When she says "I will endure your anger," Athena's word is ξυνοίσω. Smythe has "endure," Alan H. Sommerstein offers "I will be indulgent." But the word can convey something other than condescension with its root sense of "with + carry" -- it can mean gather together, bear with, but also to work with, or to agree, including to agree grammatically, as an adjective might agree with a noun in gender and number.
V. [select] Gramm., to be constructed withαἰτιατικῇ, etc., A.D.Synt.285.1, al.: also, agree in form with, “ςφωνῇ [τῇ] πρὸς τὰς δοτικάς” Id.Adv.209.28.
Athena seems to show no emotion; she's building on what they give her to work with. Then she manages something that I daresay would have tested Apollo beyond his powers:
. . . you are older, and in that respect you are surely wiser (σοφωτέρα) than I; yet Zeus has given me, too, no mean understanding (φρονεῖν).
Yes, she is talking with barking dogs who appear not to understand anything and can only repeat the same barking sounds. Yes, she is the highest form of φρονεῖν that exists, and here is granting these bloodslurping Furies pride of place as wiser than herself in their pride of time. And, she ignores their accusations of deceit.
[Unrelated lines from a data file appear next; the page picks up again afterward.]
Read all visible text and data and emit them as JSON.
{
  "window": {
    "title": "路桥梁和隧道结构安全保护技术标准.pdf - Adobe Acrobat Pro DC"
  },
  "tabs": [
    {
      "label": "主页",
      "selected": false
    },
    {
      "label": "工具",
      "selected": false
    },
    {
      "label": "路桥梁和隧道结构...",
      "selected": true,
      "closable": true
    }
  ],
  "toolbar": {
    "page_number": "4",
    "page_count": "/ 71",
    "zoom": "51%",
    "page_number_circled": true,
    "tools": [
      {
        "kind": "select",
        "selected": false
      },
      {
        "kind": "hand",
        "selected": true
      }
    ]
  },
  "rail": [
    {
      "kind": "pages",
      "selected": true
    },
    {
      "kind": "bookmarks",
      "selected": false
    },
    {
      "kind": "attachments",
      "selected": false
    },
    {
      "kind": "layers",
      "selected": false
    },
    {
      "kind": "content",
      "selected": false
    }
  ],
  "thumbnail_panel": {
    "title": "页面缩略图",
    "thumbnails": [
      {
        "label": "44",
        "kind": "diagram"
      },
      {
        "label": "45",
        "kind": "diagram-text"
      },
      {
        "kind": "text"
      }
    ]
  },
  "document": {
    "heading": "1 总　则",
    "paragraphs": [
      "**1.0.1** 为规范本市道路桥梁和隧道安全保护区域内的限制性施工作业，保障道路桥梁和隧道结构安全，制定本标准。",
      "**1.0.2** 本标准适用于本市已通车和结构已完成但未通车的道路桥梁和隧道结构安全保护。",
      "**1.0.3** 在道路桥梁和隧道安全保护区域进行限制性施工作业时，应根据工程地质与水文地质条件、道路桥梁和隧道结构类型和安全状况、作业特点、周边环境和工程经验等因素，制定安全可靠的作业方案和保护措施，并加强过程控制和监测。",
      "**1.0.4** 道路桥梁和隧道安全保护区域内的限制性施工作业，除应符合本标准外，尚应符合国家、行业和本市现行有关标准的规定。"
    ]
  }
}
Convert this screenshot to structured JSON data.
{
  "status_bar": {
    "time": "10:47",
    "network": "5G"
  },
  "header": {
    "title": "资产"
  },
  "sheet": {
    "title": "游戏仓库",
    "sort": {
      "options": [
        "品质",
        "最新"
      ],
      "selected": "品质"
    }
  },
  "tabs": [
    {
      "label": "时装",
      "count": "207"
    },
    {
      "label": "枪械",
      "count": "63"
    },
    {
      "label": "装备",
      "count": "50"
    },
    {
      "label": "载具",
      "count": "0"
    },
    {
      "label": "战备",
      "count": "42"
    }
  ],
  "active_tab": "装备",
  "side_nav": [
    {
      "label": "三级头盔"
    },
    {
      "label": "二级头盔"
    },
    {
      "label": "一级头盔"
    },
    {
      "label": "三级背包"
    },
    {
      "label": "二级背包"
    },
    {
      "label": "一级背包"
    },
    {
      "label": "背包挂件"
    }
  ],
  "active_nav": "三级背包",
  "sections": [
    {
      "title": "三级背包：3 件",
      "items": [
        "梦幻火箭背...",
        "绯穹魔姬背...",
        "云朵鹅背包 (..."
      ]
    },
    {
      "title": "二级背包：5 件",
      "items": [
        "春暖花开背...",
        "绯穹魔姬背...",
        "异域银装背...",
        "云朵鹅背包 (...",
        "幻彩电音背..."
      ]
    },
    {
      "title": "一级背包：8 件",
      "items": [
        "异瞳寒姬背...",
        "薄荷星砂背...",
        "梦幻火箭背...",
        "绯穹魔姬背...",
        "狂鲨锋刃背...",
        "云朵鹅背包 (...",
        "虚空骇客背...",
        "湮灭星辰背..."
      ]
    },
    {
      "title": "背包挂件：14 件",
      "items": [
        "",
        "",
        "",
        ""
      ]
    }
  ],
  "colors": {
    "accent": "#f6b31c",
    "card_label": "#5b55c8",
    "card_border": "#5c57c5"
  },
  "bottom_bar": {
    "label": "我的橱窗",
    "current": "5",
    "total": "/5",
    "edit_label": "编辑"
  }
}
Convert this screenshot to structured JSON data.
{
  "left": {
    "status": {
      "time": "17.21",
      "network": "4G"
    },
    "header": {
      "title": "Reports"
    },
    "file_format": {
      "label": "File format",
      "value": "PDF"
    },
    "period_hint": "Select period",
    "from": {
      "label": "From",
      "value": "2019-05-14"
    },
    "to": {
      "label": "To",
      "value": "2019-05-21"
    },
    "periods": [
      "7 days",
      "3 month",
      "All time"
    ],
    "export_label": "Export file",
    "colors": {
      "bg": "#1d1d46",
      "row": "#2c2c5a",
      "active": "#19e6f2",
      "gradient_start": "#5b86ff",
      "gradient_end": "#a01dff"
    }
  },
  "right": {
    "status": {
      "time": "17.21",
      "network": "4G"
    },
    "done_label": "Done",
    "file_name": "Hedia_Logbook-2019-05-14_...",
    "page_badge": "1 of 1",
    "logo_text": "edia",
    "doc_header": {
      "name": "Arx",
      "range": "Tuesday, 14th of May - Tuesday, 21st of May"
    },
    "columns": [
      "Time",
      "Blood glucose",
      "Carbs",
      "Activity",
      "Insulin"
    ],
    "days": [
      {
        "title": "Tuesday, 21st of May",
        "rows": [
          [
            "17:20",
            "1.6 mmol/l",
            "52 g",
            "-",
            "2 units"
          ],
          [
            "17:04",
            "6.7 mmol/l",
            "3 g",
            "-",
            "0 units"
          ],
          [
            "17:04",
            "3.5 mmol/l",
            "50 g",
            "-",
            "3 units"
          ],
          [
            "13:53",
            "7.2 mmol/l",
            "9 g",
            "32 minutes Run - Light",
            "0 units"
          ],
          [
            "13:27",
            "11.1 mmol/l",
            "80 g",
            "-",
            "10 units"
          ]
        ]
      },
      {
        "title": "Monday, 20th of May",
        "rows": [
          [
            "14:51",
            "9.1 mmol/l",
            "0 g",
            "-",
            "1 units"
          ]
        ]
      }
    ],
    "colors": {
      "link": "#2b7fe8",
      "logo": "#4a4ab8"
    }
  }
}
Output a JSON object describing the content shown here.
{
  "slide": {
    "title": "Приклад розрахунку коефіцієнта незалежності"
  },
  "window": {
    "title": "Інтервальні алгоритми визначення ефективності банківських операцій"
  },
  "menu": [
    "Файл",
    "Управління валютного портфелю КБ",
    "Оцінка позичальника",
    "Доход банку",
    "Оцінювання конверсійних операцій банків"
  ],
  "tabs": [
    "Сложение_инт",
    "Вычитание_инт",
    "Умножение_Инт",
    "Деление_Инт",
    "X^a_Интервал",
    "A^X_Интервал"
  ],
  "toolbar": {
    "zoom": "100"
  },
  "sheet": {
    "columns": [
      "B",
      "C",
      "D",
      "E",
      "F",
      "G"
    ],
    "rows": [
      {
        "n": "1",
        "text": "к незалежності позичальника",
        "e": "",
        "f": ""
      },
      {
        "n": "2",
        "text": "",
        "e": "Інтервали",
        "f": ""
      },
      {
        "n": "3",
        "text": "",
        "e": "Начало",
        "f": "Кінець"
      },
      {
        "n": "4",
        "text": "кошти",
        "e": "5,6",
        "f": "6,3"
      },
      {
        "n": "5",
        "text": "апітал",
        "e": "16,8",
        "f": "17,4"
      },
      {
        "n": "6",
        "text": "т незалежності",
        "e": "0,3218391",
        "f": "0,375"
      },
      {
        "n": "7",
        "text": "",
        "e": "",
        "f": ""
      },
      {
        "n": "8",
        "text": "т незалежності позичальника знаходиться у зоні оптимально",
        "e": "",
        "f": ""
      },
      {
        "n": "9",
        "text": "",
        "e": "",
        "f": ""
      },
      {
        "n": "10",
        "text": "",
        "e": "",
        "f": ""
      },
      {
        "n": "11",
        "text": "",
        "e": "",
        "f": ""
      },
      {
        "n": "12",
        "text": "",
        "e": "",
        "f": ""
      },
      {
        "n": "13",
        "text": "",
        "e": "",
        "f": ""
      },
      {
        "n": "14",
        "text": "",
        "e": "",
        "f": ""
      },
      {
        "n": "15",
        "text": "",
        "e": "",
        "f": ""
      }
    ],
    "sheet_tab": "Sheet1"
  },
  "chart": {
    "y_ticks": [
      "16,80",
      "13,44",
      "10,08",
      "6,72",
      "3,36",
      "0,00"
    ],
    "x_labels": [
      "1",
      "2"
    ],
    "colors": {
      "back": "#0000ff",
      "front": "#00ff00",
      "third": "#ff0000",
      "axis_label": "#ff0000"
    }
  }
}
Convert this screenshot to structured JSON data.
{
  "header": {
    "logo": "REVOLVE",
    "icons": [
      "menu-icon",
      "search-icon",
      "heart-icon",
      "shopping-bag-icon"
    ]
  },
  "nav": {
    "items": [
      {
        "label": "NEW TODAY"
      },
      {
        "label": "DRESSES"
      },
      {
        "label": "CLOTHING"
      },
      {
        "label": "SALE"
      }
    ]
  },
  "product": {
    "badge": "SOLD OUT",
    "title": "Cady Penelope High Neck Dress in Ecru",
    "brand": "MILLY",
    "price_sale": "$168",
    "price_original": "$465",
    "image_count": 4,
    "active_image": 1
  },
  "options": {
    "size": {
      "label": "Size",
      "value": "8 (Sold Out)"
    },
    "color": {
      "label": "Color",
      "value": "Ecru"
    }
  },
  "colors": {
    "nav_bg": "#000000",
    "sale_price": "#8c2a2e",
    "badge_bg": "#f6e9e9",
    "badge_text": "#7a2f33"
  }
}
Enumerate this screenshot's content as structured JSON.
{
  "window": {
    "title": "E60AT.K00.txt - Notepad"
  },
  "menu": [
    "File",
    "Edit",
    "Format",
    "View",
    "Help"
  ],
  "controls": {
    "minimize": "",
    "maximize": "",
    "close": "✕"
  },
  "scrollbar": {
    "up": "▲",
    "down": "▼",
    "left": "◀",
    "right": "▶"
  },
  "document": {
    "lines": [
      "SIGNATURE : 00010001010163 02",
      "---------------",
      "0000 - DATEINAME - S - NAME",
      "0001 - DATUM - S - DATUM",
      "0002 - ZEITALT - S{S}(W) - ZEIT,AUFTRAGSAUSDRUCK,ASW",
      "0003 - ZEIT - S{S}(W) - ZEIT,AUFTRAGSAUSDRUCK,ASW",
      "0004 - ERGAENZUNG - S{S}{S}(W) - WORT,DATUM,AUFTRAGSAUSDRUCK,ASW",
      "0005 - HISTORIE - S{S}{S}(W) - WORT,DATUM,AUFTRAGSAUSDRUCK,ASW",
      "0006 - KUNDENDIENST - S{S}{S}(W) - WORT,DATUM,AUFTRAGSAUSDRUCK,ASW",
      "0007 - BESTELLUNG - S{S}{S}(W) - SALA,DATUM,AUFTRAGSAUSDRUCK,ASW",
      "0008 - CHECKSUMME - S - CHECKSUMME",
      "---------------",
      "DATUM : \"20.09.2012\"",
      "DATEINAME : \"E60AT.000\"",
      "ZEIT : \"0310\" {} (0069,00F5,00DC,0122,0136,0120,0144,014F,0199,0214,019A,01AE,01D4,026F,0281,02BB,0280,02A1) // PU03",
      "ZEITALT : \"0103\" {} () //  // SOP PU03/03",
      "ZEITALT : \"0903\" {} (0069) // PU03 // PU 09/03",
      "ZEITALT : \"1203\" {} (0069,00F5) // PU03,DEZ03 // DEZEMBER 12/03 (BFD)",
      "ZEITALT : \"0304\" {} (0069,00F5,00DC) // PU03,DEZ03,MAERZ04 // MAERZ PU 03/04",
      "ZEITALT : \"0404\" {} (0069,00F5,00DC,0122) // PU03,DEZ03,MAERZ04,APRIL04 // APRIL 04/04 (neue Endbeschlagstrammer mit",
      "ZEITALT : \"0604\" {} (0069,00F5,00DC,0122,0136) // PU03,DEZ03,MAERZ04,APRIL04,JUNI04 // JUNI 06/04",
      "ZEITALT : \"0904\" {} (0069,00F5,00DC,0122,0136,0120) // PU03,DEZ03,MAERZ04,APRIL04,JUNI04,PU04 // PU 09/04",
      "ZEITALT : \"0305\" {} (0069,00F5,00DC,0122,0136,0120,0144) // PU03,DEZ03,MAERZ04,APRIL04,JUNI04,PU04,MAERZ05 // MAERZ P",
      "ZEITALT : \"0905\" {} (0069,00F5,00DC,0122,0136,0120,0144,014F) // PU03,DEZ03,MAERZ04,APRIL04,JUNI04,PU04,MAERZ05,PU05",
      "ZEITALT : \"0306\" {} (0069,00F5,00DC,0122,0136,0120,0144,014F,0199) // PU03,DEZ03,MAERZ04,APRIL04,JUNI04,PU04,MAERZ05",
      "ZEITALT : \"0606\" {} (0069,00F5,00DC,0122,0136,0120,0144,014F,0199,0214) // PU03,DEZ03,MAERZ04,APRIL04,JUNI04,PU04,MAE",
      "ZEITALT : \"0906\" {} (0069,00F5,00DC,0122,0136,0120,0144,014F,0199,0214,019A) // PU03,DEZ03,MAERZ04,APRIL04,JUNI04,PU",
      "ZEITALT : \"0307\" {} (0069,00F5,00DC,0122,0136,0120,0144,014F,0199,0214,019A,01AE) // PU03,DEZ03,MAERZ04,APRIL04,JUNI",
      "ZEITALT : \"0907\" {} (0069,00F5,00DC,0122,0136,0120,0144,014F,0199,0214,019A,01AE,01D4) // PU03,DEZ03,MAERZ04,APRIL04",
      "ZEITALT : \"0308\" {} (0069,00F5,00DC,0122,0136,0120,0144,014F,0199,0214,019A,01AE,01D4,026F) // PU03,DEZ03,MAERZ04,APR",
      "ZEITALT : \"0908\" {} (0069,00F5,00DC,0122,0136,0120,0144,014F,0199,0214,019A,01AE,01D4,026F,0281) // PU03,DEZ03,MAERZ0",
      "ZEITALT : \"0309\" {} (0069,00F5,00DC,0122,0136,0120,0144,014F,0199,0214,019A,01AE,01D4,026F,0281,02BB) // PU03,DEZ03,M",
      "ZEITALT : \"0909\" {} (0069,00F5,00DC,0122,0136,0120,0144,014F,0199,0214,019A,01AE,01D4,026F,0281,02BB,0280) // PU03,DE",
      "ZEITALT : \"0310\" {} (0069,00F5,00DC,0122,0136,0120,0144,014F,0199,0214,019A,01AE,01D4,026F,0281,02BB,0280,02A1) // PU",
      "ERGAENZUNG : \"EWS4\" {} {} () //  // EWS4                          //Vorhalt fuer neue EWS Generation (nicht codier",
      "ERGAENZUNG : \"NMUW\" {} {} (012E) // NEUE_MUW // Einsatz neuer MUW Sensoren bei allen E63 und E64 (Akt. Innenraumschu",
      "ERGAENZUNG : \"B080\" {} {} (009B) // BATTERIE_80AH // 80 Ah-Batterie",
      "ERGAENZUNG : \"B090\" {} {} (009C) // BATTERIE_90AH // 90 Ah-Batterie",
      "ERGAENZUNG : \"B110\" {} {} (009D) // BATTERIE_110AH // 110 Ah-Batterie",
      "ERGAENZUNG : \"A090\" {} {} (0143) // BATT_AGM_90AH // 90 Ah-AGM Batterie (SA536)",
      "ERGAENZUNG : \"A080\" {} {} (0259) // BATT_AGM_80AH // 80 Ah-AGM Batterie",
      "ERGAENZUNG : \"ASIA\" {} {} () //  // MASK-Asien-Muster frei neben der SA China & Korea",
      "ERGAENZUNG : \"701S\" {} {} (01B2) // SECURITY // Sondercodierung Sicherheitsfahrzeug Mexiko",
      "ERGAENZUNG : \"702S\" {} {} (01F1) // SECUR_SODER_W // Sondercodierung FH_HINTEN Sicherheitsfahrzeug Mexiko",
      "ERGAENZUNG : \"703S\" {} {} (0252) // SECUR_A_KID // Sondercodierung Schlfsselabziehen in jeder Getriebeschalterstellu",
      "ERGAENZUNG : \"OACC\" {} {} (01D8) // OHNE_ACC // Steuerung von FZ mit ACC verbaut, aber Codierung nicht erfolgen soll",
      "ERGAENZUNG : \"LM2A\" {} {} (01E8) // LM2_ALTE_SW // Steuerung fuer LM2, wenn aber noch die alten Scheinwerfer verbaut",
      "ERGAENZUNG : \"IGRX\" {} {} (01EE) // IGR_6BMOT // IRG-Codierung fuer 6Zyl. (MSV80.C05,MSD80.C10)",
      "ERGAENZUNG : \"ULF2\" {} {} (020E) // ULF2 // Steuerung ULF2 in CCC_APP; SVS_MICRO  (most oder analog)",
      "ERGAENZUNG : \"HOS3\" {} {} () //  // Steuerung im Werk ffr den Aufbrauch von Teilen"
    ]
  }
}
Arresting, godlike restraint. By not (re)acting here, Athena opens a space. To creatures who only know to strike back, to chase and torment from pure, mission-sanctioned rage, this deference, this unexpected declining of the bait opens a path to fair speech -- in a manner other than sarcasm, mockery, denigration, tweetstorm, or worse.

That space opens the possibility for the Furies to see and be seen - both as the fearful Curses they are, and as the Good Things it is in their power to bring.

Ending with her figure of a bird-fight, the Goddess seems to bring the matter down to a folksy level -- nothing earth-shattering here, nothing we can't come to terms on.

To all of which, the Erinyes repeat their second lament:
For me to suffer this, alas! For me, with ancient wisdom . . .  
Aeschylus is here doing something that most playwrights wish to avoid. As a piece of stagecraft, having a character repeat a speech verbatim seems bold, even risky. Doing it twice could appear heavy handed. This is theater -- its action proceeds upon words, and here words hit a wall. It would be fascinating to find out how this effect was originally staged - did the Furies, while repeating the same words, use the same gestures? Or did they act differently, perform different motions, even as they emanate the same implacability?

Were audience members reaching for pomegranates to hurl at the dark ladies? The scene underscores an apparently insuperable obstacle to Athena's powers of Persuasion. We saw how shrill Clytemenstra and contemptuous Apollo, for all his knowledge, fell short -- is Wisdom as well unable to reach beyond its own frame?

Or is grappling with unreason precisely where wisdom can be seen in action?

This post has gone longer than intended. Pausing here.

No comments: